One interesting side effect of establishing a standard for blending colors with a set resolution, angle, specific screen meshes, tensions, and modified inks is that the somewhat painful process relieves a lot of pent-up issues between the art and printing departments. After all, setting standards makes it easier to agree and to process jobs without having to blame each other for things that go wrong.
Hue The color that the pigment in the ink reflects determines the color that we see.
Viscosity The thickness of the ink that determines how quickly it will flow through an object.
Tack The function of how sticky the ink is and how much it may get picked up by other screens or not release easily from the mesh onto the garment.
Opacity Relates to how well a layer of this ink will block light from going through it. The functional application is so that the shirt or the underbase won’t show through the ink.

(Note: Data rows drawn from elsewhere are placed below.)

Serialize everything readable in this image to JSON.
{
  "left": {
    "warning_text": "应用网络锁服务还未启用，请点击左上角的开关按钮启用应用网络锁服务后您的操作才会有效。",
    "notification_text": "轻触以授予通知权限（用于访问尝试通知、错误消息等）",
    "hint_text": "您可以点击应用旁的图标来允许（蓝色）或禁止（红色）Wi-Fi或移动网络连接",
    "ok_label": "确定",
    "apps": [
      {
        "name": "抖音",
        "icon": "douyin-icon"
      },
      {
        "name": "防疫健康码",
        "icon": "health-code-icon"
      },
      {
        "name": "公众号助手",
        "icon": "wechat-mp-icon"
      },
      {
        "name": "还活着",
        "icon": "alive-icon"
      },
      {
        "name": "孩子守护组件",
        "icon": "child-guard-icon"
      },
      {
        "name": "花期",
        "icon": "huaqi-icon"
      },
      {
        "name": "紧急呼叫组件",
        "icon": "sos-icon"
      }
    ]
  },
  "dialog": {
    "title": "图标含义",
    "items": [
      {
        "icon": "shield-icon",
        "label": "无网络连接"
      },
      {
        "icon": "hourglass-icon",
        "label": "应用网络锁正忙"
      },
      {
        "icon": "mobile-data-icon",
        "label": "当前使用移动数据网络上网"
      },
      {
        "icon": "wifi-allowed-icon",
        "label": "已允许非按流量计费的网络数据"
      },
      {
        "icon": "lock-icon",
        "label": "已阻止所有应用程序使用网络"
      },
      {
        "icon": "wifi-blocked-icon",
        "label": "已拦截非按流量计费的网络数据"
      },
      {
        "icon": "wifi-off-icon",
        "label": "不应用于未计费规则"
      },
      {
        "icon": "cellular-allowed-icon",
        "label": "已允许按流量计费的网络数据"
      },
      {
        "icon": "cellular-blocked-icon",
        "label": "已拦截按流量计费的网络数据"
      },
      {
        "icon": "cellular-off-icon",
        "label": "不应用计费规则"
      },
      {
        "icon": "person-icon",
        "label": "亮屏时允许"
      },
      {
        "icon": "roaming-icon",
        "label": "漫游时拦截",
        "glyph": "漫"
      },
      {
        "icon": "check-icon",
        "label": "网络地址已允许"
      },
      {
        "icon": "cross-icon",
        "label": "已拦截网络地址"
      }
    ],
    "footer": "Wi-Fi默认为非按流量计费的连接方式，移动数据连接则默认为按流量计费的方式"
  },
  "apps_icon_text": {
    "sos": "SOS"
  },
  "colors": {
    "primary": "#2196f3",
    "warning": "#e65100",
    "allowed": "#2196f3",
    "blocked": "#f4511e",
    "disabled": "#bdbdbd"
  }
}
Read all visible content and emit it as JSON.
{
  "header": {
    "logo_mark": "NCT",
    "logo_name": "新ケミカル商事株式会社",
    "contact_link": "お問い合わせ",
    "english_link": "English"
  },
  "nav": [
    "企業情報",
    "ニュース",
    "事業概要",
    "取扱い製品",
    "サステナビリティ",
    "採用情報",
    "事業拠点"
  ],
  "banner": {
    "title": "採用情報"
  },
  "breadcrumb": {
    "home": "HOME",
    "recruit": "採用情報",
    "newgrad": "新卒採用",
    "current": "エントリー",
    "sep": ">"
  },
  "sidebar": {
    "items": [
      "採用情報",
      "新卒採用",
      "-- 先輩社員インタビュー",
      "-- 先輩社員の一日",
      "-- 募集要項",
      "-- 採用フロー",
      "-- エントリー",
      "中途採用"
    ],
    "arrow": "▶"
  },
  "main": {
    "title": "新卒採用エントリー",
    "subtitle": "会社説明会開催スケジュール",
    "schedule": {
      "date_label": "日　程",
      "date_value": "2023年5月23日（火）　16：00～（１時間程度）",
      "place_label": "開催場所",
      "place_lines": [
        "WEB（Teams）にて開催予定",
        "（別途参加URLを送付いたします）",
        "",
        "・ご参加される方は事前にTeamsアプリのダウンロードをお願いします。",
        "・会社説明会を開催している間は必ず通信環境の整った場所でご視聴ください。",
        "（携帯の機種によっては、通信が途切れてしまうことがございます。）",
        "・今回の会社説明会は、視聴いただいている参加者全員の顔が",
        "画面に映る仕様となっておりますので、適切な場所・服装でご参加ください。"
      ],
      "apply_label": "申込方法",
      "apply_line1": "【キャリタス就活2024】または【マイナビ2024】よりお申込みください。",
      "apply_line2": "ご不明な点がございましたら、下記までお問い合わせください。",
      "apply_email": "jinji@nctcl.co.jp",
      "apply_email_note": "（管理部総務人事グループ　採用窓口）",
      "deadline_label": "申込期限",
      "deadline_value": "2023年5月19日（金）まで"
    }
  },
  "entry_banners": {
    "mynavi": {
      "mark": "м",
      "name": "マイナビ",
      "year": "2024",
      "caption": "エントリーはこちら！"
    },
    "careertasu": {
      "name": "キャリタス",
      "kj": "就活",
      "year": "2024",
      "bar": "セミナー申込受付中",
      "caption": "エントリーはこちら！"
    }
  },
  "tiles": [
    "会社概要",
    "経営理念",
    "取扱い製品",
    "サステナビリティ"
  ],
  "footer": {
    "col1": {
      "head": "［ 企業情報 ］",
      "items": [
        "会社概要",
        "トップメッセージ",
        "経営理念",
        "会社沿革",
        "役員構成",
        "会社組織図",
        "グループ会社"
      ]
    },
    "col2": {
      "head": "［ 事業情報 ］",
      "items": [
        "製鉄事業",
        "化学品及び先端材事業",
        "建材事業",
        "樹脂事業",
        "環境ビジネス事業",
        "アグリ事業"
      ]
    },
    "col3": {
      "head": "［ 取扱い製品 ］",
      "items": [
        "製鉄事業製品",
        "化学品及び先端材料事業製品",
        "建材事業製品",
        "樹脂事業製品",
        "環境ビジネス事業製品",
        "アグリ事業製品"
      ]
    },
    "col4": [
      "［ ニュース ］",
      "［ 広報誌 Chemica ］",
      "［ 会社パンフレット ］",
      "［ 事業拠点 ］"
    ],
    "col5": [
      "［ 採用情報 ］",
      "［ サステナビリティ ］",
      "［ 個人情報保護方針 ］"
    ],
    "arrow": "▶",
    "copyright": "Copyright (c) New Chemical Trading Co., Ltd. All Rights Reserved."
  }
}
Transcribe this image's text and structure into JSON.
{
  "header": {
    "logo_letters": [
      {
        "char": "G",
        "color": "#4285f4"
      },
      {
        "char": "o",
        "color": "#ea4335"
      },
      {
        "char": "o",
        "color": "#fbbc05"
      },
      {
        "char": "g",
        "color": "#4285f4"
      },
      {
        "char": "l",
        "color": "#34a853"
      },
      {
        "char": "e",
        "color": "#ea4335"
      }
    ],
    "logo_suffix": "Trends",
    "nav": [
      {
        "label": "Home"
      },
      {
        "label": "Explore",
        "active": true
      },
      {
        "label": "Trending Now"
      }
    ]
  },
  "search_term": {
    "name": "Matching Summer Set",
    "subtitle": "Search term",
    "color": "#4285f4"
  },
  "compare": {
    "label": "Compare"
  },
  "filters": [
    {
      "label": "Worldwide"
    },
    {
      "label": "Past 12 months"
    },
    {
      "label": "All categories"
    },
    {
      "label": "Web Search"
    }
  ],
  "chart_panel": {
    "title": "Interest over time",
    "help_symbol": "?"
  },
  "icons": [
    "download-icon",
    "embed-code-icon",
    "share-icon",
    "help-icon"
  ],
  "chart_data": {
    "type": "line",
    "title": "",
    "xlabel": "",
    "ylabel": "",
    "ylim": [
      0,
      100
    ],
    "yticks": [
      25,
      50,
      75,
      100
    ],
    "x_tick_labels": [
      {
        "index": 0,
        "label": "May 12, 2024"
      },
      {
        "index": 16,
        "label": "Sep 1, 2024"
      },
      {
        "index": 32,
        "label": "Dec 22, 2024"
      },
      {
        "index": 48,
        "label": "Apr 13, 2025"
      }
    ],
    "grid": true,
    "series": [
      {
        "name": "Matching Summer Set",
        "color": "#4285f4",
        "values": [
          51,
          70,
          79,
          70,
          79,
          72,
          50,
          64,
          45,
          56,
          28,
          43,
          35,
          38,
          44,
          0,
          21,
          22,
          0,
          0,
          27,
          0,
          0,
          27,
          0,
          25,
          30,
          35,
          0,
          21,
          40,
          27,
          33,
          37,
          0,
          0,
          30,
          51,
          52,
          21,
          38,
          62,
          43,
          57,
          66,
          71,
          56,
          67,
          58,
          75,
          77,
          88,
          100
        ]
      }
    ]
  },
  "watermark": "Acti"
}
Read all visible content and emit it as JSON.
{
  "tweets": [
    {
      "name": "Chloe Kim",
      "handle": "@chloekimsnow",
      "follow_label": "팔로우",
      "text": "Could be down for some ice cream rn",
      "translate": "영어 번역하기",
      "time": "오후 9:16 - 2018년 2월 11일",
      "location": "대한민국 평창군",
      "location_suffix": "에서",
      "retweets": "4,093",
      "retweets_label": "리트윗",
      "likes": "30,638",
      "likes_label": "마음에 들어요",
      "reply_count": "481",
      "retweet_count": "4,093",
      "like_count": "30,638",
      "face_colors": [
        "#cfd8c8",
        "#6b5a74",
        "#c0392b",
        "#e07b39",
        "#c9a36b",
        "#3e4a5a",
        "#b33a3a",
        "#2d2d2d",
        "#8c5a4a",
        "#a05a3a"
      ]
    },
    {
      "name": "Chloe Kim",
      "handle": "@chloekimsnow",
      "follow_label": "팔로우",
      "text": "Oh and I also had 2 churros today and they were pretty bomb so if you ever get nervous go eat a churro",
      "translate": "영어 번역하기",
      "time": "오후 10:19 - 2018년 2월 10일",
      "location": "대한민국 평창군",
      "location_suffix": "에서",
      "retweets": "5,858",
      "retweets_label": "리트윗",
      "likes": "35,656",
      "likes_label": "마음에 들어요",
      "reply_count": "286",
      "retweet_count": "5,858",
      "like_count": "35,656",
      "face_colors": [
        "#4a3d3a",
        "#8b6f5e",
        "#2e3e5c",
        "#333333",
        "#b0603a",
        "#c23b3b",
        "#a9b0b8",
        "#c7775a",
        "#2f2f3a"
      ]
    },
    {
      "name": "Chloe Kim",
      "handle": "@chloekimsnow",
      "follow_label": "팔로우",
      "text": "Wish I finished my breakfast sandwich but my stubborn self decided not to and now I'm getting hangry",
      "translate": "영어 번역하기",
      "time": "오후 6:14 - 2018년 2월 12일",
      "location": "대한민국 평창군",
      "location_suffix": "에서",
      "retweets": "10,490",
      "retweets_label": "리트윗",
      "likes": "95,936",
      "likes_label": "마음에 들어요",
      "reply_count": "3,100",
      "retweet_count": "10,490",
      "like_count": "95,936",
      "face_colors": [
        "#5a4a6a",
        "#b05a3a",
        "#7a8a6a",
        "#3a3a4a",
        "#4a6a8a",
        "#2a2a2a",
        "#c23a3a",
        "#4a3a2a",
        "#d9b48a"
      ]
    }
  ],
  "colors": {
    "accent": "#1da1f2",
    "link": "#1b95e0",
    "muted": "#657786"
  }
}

Finish The ink has a certain look to it when it is cured, varying from glossy to dull or matte. Inks that are more transparent tend to have glossier finishes and inks that are very opaque tend to have duller finishes.
Value Relates to how dark or light the ink color is. Ink opacity can dramatically affect value and how much of the printing media’s color shows through.
Saturation Relates to how much pigment is in a specific ink. Higher pigment load equals higher color saturation, which makes the ink look very bright and rich with color.
A fundamentally good ink for printing blends is one that has lower viscosity, medium-high opacity with low tack, a semi-glossy finish, a deep saturation with a strong hue and value.
Thomas Trimingham has almost 20 years of experience in screen printing as an award-winning artist, separator and industry consultant. You can contact Thomas through his Website, www.art4screen.com.